In focus

In-depth coverage of the US presidential election
A vice-presidential debate between McCain's running mate, Sarah Palin, and her Democratic rival Joe Biden, had been relatively muted.

Polls judged Obama the winner of the first debate two weeks ago, but Tuesday's debate is being held in a more informal, town hall venue - a favourite setting for McCain and one he used in the party primaries this year and in 2000.

During the debate, moderated by Tom Brokaw, a presenter for NBC news, an audience of around 80 people are being permitted to ask the candidates questions.

Both men will also face several email queries.

Campaign intensifies

McCain's campaign has unleashed a number of attacks on Obama in the last few days as his advisers signalled they wanted to move the debate away from the economy.

The Arizona senator and Palin have criticised Obama for his links to William Ayers, a member of the Weather Underground radical group in the 1960s, and his former minister, Reverend Jeremiah Wright.

Obama has responded by raising questions about McCain's relationship with Charles Keating, a central figure in the US "savings and loan" scandal in the late 1980s and early 1990s that cost taxpayers billions of dollars.

McCain was criticised at the time by a US senate committee for his "poor judgement" over the scandal.

The change in tone during the campaign has raised expectations of an explosive debate.

"In order to change the dynamics of this race, we anticipate that McCain will launch his nastiest attacks and continue to lie about Barack Obama's record," Bill Burton, an Obama spokesman, said.
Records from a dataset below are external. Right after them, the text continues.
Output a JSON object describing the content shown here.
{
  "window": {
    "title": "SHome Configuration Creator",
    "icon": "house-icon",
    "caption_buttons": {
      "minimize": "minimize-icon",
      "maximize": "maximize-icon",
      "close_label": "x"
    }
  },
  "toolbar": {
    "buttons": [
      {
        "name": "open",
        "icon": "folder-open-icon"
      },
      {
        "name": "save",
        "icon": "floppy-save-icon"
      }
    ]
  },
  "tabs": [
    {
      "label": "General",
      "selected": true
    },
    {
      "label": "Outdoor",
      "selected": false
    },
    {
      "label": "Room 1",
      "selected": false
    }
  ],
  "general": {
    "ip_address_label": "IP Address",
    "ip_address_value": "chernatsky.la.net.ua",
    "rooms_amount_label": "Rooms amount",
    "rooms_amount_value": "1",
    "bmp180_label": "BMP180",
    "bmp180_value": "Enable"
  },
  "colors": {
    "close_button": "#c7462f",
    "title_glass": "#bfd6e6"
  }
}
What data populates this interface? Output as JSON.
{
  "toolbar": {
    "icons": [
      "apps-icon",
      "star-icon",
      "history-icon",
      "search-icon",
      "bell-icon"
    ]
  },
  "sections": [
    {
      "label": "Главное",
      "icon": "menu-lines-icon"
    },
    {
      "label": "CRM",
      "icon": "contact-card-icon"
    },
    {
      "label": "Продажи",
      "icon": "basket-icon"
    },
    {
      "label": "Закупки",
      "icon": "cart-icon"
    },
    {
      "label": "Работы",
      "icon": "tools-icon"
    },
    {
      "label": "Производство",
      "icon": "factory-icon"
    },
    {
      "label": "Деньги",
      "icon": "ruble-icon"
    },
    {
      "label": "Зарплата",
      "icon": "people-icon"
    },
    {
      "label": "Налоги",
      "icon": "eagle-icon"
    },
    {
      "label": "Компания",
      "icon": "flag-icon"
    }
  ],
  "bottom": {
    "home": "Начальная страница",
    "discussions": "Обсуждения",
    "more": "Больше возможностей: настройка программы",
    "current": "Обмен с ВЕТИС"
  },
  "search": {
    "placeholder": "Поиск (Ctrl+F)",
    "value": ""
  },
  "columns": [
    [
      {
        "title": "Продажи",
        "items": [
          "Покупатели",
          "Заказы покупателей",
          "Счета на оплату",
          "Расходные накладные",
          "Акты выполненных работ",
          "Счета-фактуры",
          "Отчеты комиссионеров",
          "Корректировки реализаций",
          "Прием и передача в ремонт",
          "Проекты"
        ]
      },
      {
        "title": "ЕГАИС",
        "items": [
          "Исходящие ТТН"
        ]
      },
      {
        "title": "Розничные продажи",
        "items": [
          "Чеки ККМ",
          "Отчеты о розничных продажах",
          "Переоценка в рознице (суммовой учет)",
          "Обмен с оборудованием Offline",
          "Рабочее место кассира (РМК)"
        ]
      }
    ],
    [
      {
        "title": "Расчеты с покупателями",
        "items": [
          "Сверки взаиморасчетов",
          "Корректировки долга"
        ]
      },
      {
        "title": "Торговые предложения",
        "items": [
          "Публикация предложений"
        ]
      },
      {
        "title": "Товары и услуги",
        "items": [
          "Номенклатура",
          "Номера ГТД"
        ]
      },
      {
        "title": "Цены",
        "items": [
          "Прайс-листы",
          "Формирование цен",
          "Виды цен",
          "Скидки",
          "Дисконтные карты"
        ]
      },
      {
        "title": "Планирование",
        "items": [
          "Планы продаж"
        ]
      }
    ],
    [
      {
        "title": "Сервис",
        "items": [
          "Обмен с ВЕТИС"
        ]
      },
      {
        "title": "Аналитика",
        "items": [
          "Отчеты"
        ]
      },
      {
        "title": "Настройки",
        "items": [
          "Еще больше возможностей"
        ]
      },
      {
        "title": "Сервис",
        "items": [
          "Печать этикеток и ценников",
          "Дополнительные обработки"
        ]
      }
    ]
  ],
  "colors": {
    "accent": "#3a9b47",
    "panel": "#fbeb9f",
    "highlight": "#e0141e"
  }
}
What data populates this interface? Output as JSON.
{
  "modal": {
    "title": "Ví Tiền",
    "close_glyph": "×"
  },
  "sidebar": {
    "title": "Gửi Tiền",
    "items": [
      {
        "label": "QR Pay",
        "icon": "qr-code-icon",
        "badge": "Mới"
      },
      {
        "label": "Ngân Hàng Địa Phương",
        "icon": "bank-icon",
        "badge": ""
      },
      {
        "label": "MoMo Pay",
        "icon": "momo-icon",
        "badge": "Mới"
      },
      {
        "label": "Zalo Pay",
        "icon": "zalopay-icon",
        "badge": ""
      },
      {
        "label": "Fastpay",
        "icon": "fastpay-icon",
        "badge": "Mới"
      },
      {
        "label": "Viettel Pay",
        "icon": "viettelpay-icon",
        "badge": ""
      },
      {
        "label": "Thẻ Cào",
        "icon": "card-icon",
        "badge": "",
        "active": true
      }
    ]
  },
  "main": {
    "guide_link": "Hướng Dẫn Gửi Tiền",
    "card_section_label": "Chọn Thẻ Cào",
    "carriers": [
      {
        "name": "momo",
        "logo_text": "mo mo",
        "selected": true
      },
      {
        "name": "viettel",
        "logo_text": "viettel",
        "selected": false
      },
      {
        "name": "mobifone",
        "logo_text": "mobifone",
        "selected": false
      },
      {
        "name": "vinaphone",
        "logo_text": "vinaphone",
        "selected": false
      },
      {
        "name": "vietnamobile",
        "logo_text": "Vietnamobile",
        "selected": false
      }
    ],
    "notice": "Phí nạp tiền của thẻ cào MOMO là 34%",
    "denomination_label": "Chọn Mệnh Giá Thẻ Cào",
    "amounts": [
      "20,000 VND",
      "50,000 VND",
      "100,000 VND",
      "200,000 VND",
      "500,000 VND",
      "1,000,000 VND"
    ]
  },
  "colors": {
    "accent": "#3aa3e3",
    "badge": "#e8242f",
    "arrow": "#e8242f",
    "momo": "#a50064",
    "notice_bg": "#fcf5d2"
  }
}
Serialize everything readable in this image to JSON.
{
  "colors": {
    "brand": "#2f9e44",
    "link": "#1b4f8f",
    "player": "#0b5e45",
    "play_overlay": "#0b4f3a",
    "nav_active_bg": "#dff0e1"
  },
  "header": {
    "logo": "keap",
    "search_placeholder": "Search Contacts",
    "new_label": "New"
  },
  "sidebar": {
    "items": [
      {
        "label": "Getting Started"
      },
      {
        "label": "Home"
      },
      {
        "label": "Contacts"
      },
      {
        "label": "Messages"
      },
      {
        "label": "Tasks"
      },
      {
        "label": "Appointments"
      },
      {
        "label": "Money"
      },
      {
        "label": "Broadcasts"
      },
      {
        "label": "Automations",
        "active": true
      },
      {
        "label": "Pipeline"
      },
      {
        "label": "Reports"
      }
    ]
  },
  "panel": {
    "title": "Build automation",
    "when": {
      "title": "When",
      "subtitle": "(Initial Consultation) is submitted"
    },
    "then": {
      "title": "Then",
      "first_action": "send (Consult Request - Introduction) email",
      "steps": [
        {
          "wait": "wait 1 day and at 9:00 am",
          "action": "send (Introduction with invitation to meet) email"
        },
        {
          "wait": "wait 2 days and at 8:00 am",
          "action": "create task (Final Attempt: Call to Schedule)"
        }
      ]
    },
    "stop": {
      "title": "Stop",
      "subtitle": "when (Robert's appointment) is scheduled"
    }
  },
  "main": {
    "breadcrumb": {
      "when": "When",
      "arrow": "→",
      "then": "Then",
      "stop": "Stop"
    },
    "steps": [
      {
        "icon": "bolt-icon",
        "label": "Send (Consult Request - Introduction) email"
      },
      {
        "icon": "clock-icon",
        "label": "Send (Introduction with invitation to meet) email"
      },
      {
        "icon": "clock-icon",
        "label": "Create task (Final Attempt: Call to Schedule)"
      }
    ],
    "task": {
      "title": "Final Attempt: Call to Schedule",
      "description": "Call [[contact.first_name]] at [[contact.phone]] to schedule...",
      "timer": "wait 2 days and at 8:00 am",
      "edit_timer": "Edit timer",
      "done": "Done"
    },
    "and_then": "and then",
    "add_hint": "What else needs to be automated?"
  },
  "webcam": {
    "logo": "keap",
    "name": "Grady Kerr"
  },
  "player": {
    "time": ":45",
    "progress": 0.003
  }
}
A supporter asked McCain on Monday: "When are you going to take the gloves off?"

McCain replied: "How about Tuesday night?"